Cycle of Inquiry

This week has been one of reflection for me. 

Once in a while, an opportunity comes along that changes the course and trajectory of your life, challenging you and your abilities. For me, that opportunity came six months ago when I became superintendent of EPIC Charter Schools. 

While I’d been a brick-and-mortar school district superintendent before, taking the reins of what is now the largest virtual charter school system in the state presented a set of unique challenges. It has been a test of my abilities that has taught me much about myself and about the diverse and varied needs of our state’s students and teachers. 

Before you know it, January 21st will be here and the semester will come to an end. As an educator, I have always used this time to reflect on what went right and what didn’t. It’s called the Cycle of Inquiry and it’s a useful assessment tool in virtually any setting. It’s something I use in both my professional and personal development.
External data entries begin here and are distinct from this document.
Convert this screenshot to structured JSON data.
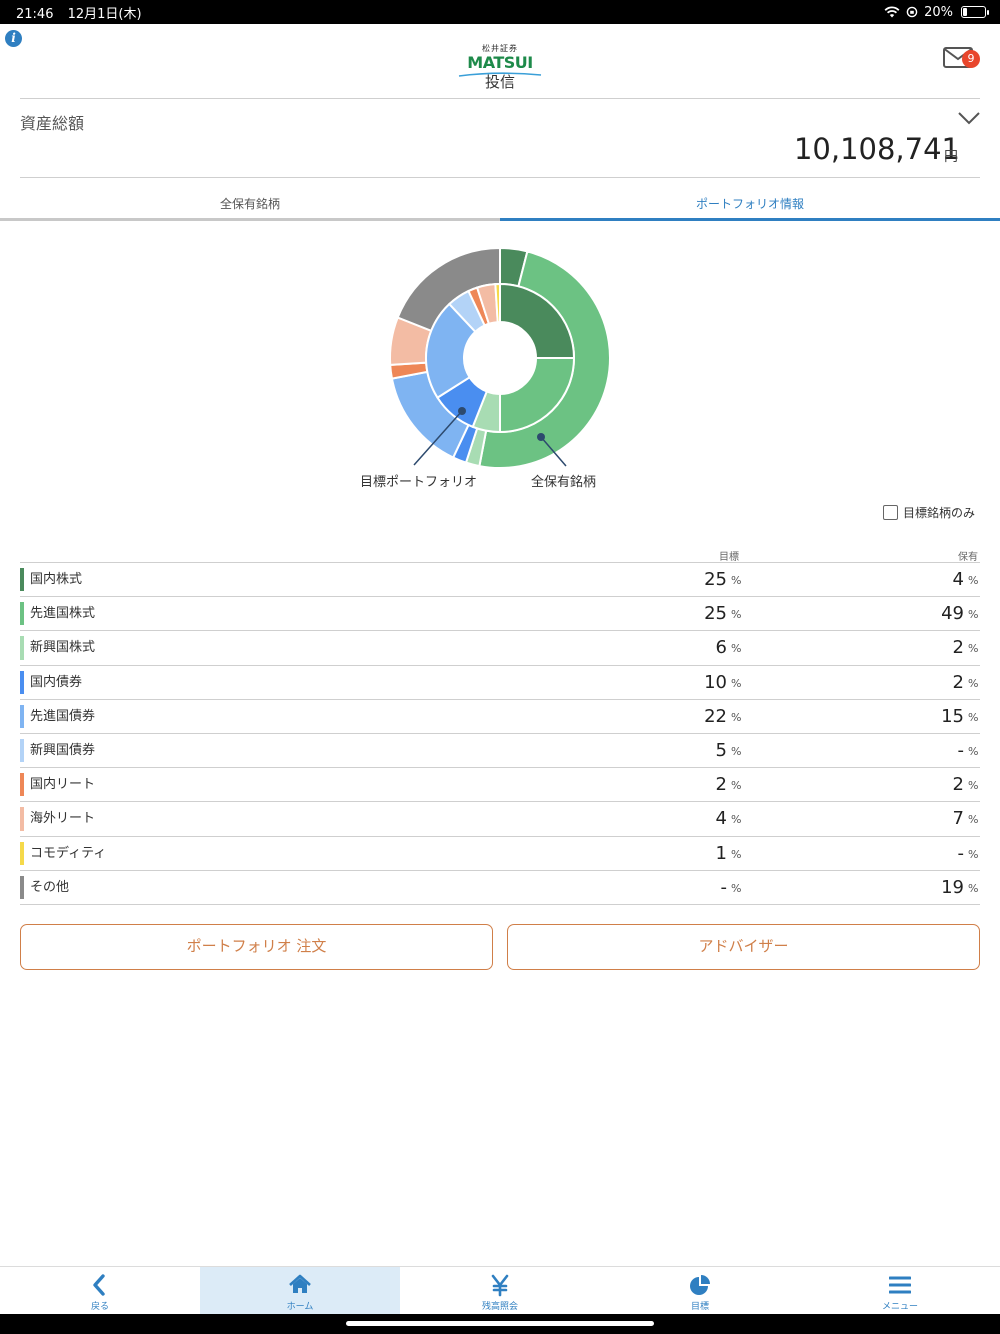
{
  "status_bar": {
    "time": "21:46",
    "date": "12月1日(木)",
    "battery": "20%",
    "battery_level": 0.2
  },
  "header": {
    "logo_small": "松井証券",
    "logo_brand": "MATSUI",
    "logo_sub": "投信",
    "mail_badge": "9",
    "colors": {
      "accent": "#2f7fc1",
      "badge": "#e8462c",
      "brand": "#1e8a4a"
    }
  },
  "asset": {
    "label": "資産総額",
    "value": "10,108,741",
    "unit": "円"
  },
  "tabs": [
    {
      "label": "全保有銘柄",
      "active": false
    },
    {
      "label": "ポートフォリオ情報",
      "active": true
    }
  ],
  "chart_data": {
    "type": "pie",
    "subtype": "double-donut",
    "inner_series_name": "目標ポートフォリオ",
    "outer_series_name": "全保有銘柄",
    "categories": [
      "国内株式",
      "先進国株式",
      "新興国株式",
      "国内債券",
      "先進国債券",
      "新興国債券",
      "国内リート",
      "海外リート",
      "コモディティ",
      "その他"
    ],
    "colors": [
      "#4a8a5c",
      "#6cc283",
      "#a8dcb3",
      "#4a8ef0",
      "#7fb4f2",
      "#b3d3f7",
      "#ee8757",
      "#f3bca4",
      "#f5d94a",
      "#8a8a8a"
    ],
    "series": [
      {
        "name": "目標ポートフォリオ",
        "values": [
          25,
          25,
          6,
          10,
          22,
          5,
          2,
          4,
          1,
          0
        ]
      },
      {
        "name": "全保有銘柄",
        "values": [
          4,
          49,
          2,
          2,
          15,
          0,
          2,
          7,
          0,
          19
        ]
      }
    ]
  },
  "filter": {
    "label": "目標銘柄のみ",
    "checked": false
  },
  "table": {
    "headers": {
      "target": "目標",
      "holding": "保有"
    },
    "unit": "%",
    "rows": [
      {
        "name": "国内株式",
        "target": "25",
        "holding": "4",
        "color": "#4a8a5c"
      },
      {
        "name": "先進国株式",
        "target": "25",
        "holding": "49",
        "color": "#6cc283"
      },
      {
        "name": "新興国株式",
        "target": "6",
        "holding": "2",
        "color": "#a8dcb3"
      },
      {
        "name": "国内債券",
        "target": "10",
        "holding": "2",
        "color": "#4a8ef0"
      },
      {
        "name": "先進国債券",
        "target": "22",
        "holding": "15",
        "color": "#7fb4f2"
      },
      {
        "name": "新興国債券",
        "target": "5",
        "holding": "-",
        "color": "#b3d3f7"
      },
      {
        "name": "国内リート",
        "target": "2",
        "holding": "2",
        "color": "#ee8757"
      },
      {
        "name": "海外リート",
        "target": "4",
        "holding": "7",
        "color": "#f3bca4"
      },
      {
        "name": "コモディティ",
        "target": "1",
        "holding": "-",
        "color": "#f5d94a"
      },
      {
        "name": "その他",
        "target": "-",
        "holding": "19",
        "color": "#8a8a8a"
      }
    ]
  },
  "buttons": {
    "portfolio_order": "ポートフォリオ 注文",
    "advisor": "アドバイザー"
  },
  "nav": [
    {
      "label": "戻る",
      "icon": "back-chevron-icon"
    },
    {
      "label": "ホーム",
      "icon": "home-icon",
      "active": true
    },
    {
      "label": "残高照会",
      "icon": "yen-icon"
    },
    {
      "label": "目標",
      "icon": "pie-chart-icon"
    },
    {
      "label": "メニュー",
      "icon": "hamburger-menu-icon"
    }
  ]
}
It helps me maintain a balanced approach to calculating successes and failures.

The first step in the cycle is to set a goal. Personally, I try to set goals that, at least at the time, seem just slightly out of my reach. This forces me to push myself and, as such, grow as a person. Secondly, I put a plan in place to achieve the goal I’ve set, followed by taking action to put the plan into motion. Assessment is the next phase and allows me the opportunity to take inventory of the elements of my action plan that may or may not be working. The final stage in the cycle is reflecting and adjusting. Taking time to ruminate and make any course corrections is essential.

Using this process allows me to stay engaged in whatever task I’m doing. It allows me to collect and interpret information so I can take the next step. Also, I am able to step back from what I’m working on, look at it pragmatically and learn from my mistakes.

As 2019 begins to wind down, I hope you take the time for a thoughtful look at the processes in your life. I know, for me, doing so has helped me become a stronger leader, a better educator and a more analytical thinker.


Dare Greatly,